I was disappointed with the PHEV’s user interface when it came to understanding and monitoring the electrical workings of the Outlander. There is no way to monitor long-term fuel and electricity consumption, unless you go into the menu system every time you drive and manually tell it not to reset. There are graphs that track this, but there are no numbers on the graph, and when the scale is zero to 60 L/100 km, it is impossible to know with any accuracy what the actual number is.
It is possible to have the heating system activate while the Outlander is charging, but getting it to work was frustrating. First, there is an app that allows remote operation, but it did not work on my Android device, despite several attempts at the dealership and with Mitsubishi Canada. It worked on my wife’s iPhone. However, I expected it to be as simple as activating a remote starter, but there is no such function to tell it to start heating. The heating system needs to be programmed like an alarm. Too many steps to be useful, especially if your day is rarely routine.
There are controls on the car’s on-screen menu system as well, but they are no more intuitive to operate. Surprisingly, there is no temperature to preset; rather, you choose between A/C, defrost and heat. Naturally, I chose heat, but that only activates the seats and steering wheel, not the HVAC system. And even then, you need to remember to leave the heated seat on when you get out of the car the night before, or nothing will happen. Choosing defrost is what gets the HVAC system going, but rather than setting a temperature you choose the length of time (up to 30 minutes) that it will run.
These are just software issues, but I feel like I was being asked to evaluate a beta version that wasn’t fully sorted out.
The Outlander PHEV represents a major achievement for Mitsubishi and a meaningful step forward in our march toward electrification.

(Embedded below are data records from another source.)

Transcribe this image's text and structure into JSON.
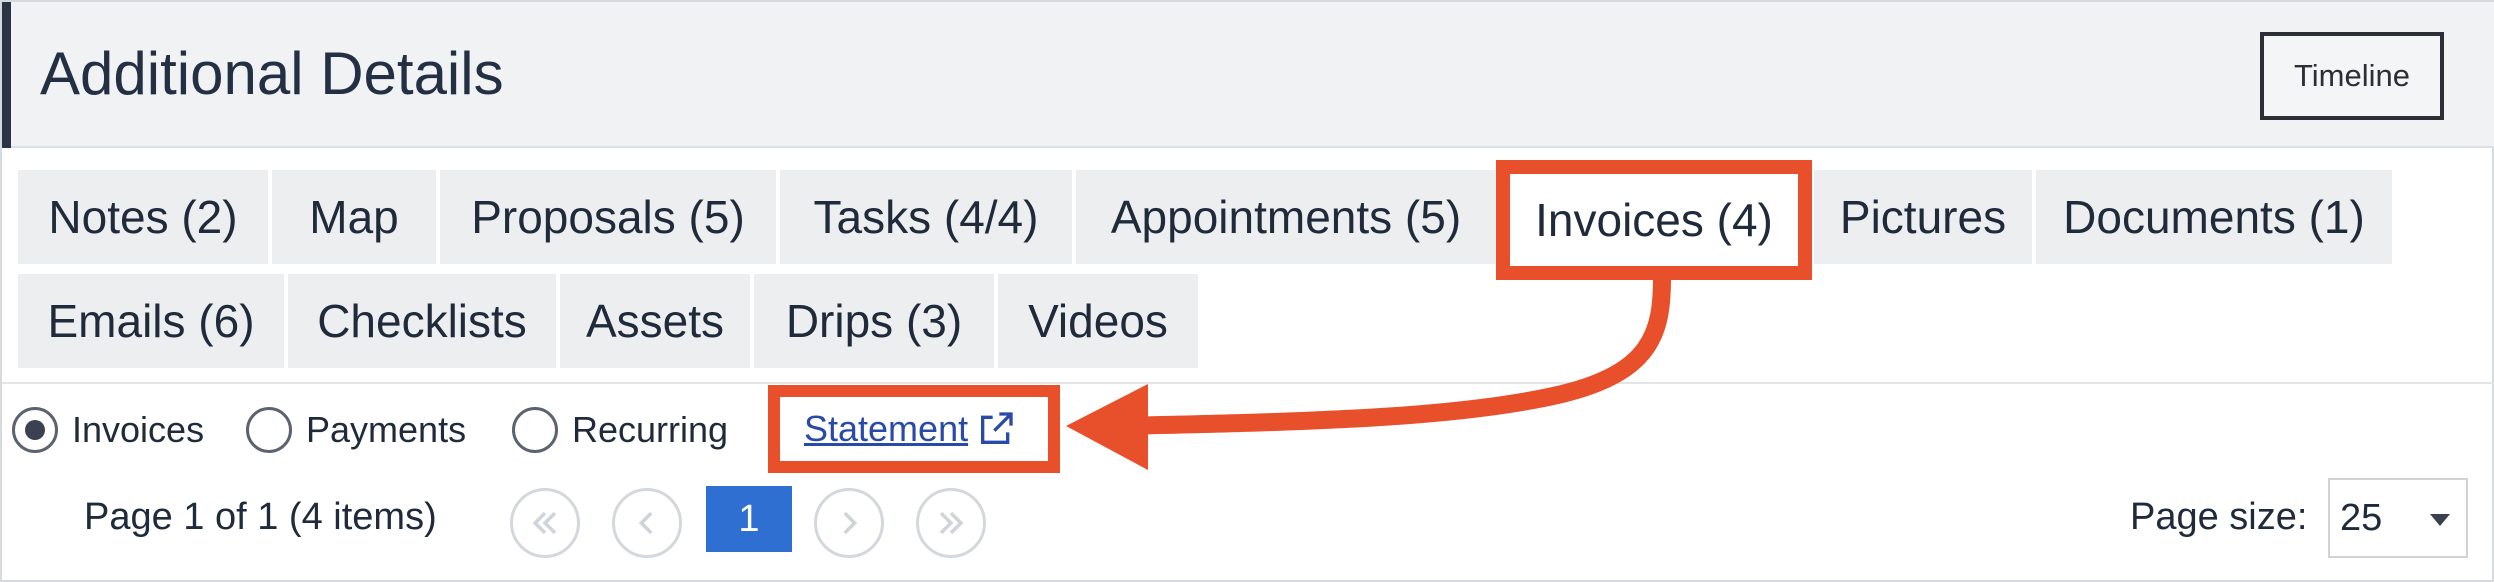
{
  "header": {
    "title": "Additional Details",
    "timeline_label": "Timeline"
  },
  "tabs": [
    {
      "label": "Notes (2)",
      "active": false
    },
    {
      "label": "Map",
      "active": false
    },
    {
      "label": "Proposals (5)",
      "active": false
    },
    {
      "label": "Tasks (4/4)",
      "active": false
    },
    {
      "label": "Appointments (5)",
      "active": false
    },
    {
      "label": "Invoices (4)",
      "active": true
    },
    {
      "label": "Pictures",
      "active": false
    },
    {
      "label": "Documents (1)",
      "active": false
    },
    {
      "label": "Emails (6)",
      "active": false
    },
    {
      "label": "Checklists",
      "active": false
    },
    {
      "label": "Assets",
      "active": false
    },
    {
      "label": "Drips (3)",
      "active": false
    },
    {
      "label": "Videos",
      "active": false
    }
  ],
  "view_options": [
    {
      "label": "Invoices",
      "checked": true
    },
    {
      "label": "Payments",
      "checked": false
    },
    {
      "label": "Recurring",
      "checked": false
    }
  ],
  "statement_link": "Statement",
  "pager": {
    "info": "Page 1 of 1 (4 items)",
    "current_page": "1",
    "page_size_label": "Page size:",
    "page_size_value": "25"
  },
  "icons": {
    "external_link": "external-link-icon",
    "first": "first-page-icon",
    "prev": "prev-page-icon",
    "next": "next-page-icon",
    "last": "last-page-icon"
  },
  "colors": {
    "highlight": "#e8502b",
    "link": "#2a4aa8",
    "page_active": "#2f6fd1",
    "header_bg": "#f1f2f4"
  }
}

But given the hefty price premium and reduced winter effectiveness of the technology, it’s still a hard sell.
Photos by Haney Louka / Winnipeg Free Press
Driving in winter conditions forces the Outlander PHEV to rely more on its gasoline engine, resulting in a clear increase in fuel consumption.
Haney Louka / Winnipeg Free Press
The Mitsubishi Outlander PHEV is the first plug-in hybrid vehicle to reach sales of 5,000 in Canada in a single calendar year.